Ingredients

  • 6 dried Chile de Arbol
  • 2 dried Guajillo chilies
  • 2 dried Puya chilies
  • 2 Red bell peppers
  • 2/3 cup cider vinegar
  • 1 cup honey
  • ½ cup sugar

Directions

  1. Stem and seed dried chilies. In a medium saucepan, combine dried chilies with 1 cup water and bring to a boil. Turn off heat and let soak for 10 minutes. Meanwhile, stem and seed bell pepper and chop into large chunks.
  2. In the bowl of a food processor, combine chilies and water with bell pepper. Pulse on and off until ingredients are well chopped.
  3. Pour ingredients back in saucepan and add cider vinegar. Bring to a boil. Stir in honey and sugar and bring back to a boil. Cook down, stirring occasionally, until reduced and the consistency of jam, about 20 minutes.
  4. If you plan on canning, follow proper canning procedures or cool and refrigerate jam if using within the next week.

Canning 2013

Marmalade

Moroccan kumquat marmalade with fruit from my own, tiny tree.

  • 830 grams of kumquats (weighed after being cleaned and sliced thinly)
  • 415 grams of white sugar
  • 415 grams of tupelo honey
  • 1cup of freshly squeezed orange juice
  • Juice from 1/2 lemon
  • 5 star anise
  • 2 cinnamon sticks
  • 8-10 cloves
  • 3 T orange blossom water

Directions:

Rinse kumquats. Cut the green tip and slice the kumquat lengthwise then quarter it. Cut and discard the white membrane in the center and remove the seeds. Thinly slice the kumquats crosswise.

Weigh the kumquats once you prepare them. You will want up to the same weight of honey and sugar (or you can reduce it if you prefer your marmalade to be less sweet).

Mix the sugar, honey, kumquats, orange juice and lemon juice together. Add spices. Cover your bowl, and place in the fridge for at least 12 hours.

Next Morning:

Sterilize jars. Place kumquat mixture in a pan and cook, uncovered, on medium-high heat. Once the kumquat mixture starts foaming and boiling, reduce the heat to medium and use a wooden spoon to stir the mixture occasionally.
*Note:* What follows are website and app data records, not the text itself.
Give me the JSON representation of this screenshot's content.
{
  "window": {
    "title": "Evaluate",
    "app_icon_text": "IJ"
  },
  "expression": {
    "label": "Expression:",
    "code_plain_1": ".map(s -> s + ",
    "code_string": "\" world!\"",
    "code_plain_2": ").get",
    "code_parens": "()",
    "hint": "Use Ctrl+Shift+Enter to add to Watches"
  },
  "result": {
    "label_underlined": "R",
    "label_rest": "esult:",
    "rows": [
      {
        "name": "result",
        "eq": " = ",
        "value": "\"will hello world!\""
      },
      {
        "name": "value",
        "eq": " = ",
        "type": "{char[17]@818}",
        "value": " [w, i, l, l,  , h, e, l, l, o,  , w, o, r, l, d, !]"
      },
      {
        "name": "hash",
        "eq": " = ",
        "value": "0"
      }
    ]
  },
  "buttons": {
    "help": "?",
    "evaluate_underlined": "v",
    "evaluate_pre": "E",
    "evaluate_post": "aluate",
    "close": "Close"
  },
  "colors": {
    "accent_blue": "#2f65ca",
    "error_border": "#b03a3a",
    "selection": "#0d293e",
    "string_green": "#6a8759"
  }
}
Cook the kumquat mixture until the liquid evaporates and becomes syrupy. This will take around 45 minutes to an hour for this amount of kumquats. Test marmalade to ensure it has set.

Remove from heat and at 3-5 tablespoons of orange blossom water. Fill jars with marmalade – make sure that both the jars and the marmalade are hot when filling them. Seal jars in a water bath.  Let the marmalade jars rest on your kitchen counter overnight without moving.

Adapted from:  http://cookingwithalia.com